The lottery is a game in which numbers are drawn to win a prize. Its roots are ancient and the game is played in many countries today. People have walked away with millions of dollars by winning the lottery. Those who have done so have changed their lives and are now millionaires. However, many people are not as lucky as they are and lose their fortunes in the blink of an eye. The unfortunate fact is that a lot of the money that people spend on lottery tickets comes from those in the bottom quintile of the income distribution. This is a big problem as the money that they spend is a waste of their resources and may prevent them from reaching other goals in life.

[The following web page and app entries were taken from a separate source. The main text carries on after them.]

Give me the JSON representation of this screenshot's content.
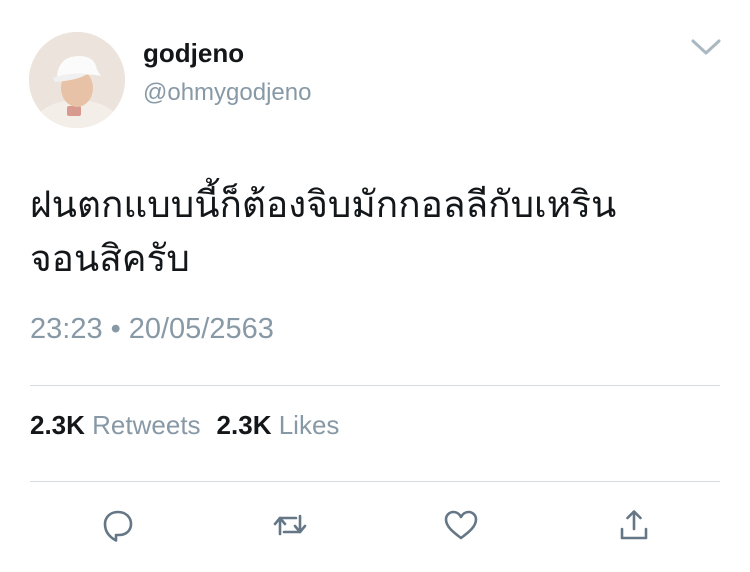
{
  "tweet": {
    "display_name": "godjeno",
    "handle": "@ohmygodjeno",
    "text_lines": [
      "ฝนตกแบบนี้ก็ต้องจิบมักกอลลีกับเหริน",
      "จอนสิครับ"
    ],
    "time": "23:23",
    "separator": "•",
    "date": "20/05/2563",
    "retweets_count": "2.3K",
    "retweets_label": "Retweets",
    "likes_count": "2.3K",
    "likes_label": "Likes"
  },
  "icons": {
    "menu": "chevron-down-icon",
    "reply": "reply-icon",
    "retweet": "retweet-icon",
    "like": "heart-icon",
    "share": "share-icon"
  },
  "colors": {
    "text": "#14171a",
    "secondary": "#8899a6",
    "divider": "#d6dbe0",
    "icon": "#657786"
  }
}
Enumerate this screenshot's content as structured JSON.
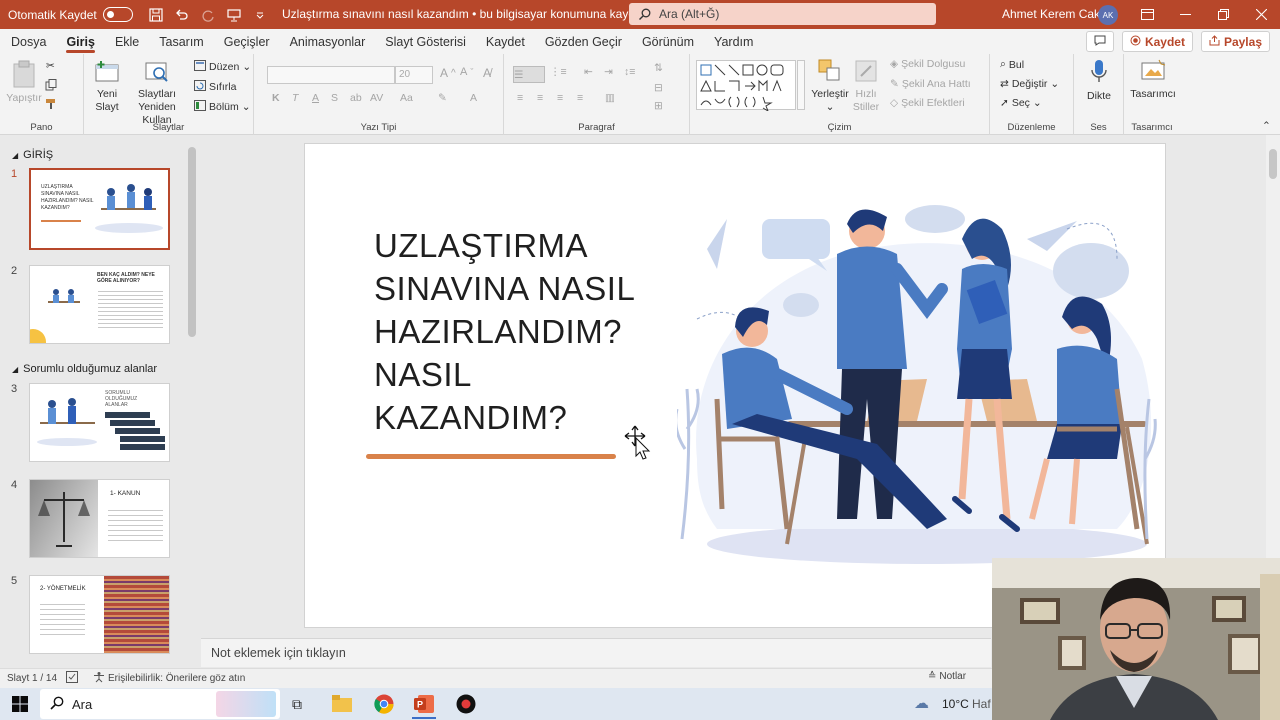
{
  "titlebar": {
    "autosave_label": "Otomatik Kaydet",
    "doc_title": "Uzlaştırma sınavını nasıl kazandım • bu bilgisayar konumuna kaydedildi ⌄",
    "search_placeholder": "Ara (Alt+Ğ)",
    "user_name": "Ahmet Kerem Cakin",
    "user_initials": "AK"
  },
  "menu": {
    "tabs": [
      "Dosya",
      "Giriş",
      "Ekle",
      "Tasarım",
      "Geçişler",
      "Animasyonlar",
      "Slayt Gösterisi",
      "Kaydet",
      "Gözden Geçir",
      "Görünüm",
      "Yardım"
    ],
    "active_tab": "Giriş",
    "record_button": "Kaydet",
    "share_button": "Paylaş"
  },
  "ribbon": {
    "pano": {
      "label": "Pano",
      "paste": "Yapıştır"
    },
    "slaytlar": {
      "label": "Slaytlar",
      "new_slide_1": "Yeni",
      "new_slide_2": "Slayt",
      "reuse_1": "Slaytları",
      "reuse_2": "Yeniden Kullan",
      "layout": "Düzen",
      "reset": "Sıfırla",
      "section": "Bölüm"
    },
    "yazi_tipi": {
      "label": "Yazı Tipi",
      "font_size": "20"
    },
    "paragraf": {
      "label": "Paragraf"
    },
    "cizim": {
      "label": "Çizim",
      "arrange_1": "Yerleştir",
      "quick_styles_1": "Hızlı",
      "quick_styles_2": "Stiller",
      "shape_fill": "Şekil Dolgusu",
      "shape_outline": "Şekil Ana Hattı",
      "shape_effects": "Şekil Efektleri"
    },
    "duzenleme": {
      "label": "Düzenleme",
      "find": "Bul",
      "replace": "Değiştir",
      "select": "Seç"
    },
    "ses": {
      "label": "Ses",
      "dictate": "Dikte"
    },
    "tasarimci": {
      "label": "Tasarımcı",
      "designer": "Tasarımcı"
    }
  },
  "sections": [
    {
      "title": "GİRİŞ"
    },
    {
      "title": "Sorumlu olduğumuz alanlar"
    }
  ],
  "thumbnails": [
    {
      "num": "1",
      "text": "UZLAŞTIRMA SINAVINA NASIL HAZIRLANDIM? NASIL KAZANDIM?"
    },
    {
      "num": "2",
      "text": "BEN KAÇ ALDIM? NEYE GÖRE ALINIYOR?"
    },
    {
      "num": "3",
      "text": "SORUMLU OLDUĞUMUZ ALANLAR"
    },
    {
      "num": "4",
      "text": "1- KANUN"
    },
    {
      "num": "5",
      "text": "2- YÖNETMELİK"
    }
  ],
  "slide": {
    "title_lines": [
      "UZLAŞTIRMA",
      "SINAVINA NASIL",
      "HAZIRLANDIM?",
      "NASIL",
      "KAZANDIM?"
    ]
  },
  "notes_placeholder": "Not eklemek için tıklayın",
  "status": {
    "slide_counter": "Slayt 1 / 14",
    "accessibility": "Erişilebilirlik: Önerilere göz atın",
    "notes_button": "Notlar"
  },
  "taskbar": {
    "search_label": "Ara",
    "temperature": "10°C",
    "weather_partial": "Haf"
  },
  "colors": {
    "accent": "#b7472a",
    "underline": "#d9824a",
    "figure_blue": "#4a7bc2",
    "figure_dark": "#1f3a78"
  }
}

The word “lottery” derives from the Latin verb lucr, meaning to “choose by chance.” It is considered one of the oldest games of chance and has been in existence for thousands of years. Its earliest records date back to the Han Dynasty (205–187 BC) in China, where there is evidence of people betting on events with an uncertain outcome.

In the 18th century, public lotteries were widely used in America as a way to raise funds for public projects such as paving streets and building wharves. They also financed the construction of colleges including Harvard, Yale and King’s College. While they were a popular form of raising public funds, they have been criticized by some as being a form of hidden tax.

Modern lotteries are usually conducted via computer, with the winning numbers announced by a voice over the telephone or on a television screen. There are a variety of different ways to play, from scratch-off tickets to pull tabs. Many states have their own lotteries and regulations governing how prizes are awarded.

A person’s decision to purchase a lottery ticket is based on the perceived entertainment value and non-monetary benefits that they will receive from doing so. If these benefits exceed the expected disutility of a monetary loss, then purchasing a ticket will be a rational choice for the individual.

Despite the fact that the odds of winning are very low, most people still feel the allure of winning a big prize. This feeling is partly due to the fact that our culture has come to believe in a meritocracy, and the belief that anyone who works hard enough will eventually be rich. As such, it’s no wonder that the lottery remains so popular!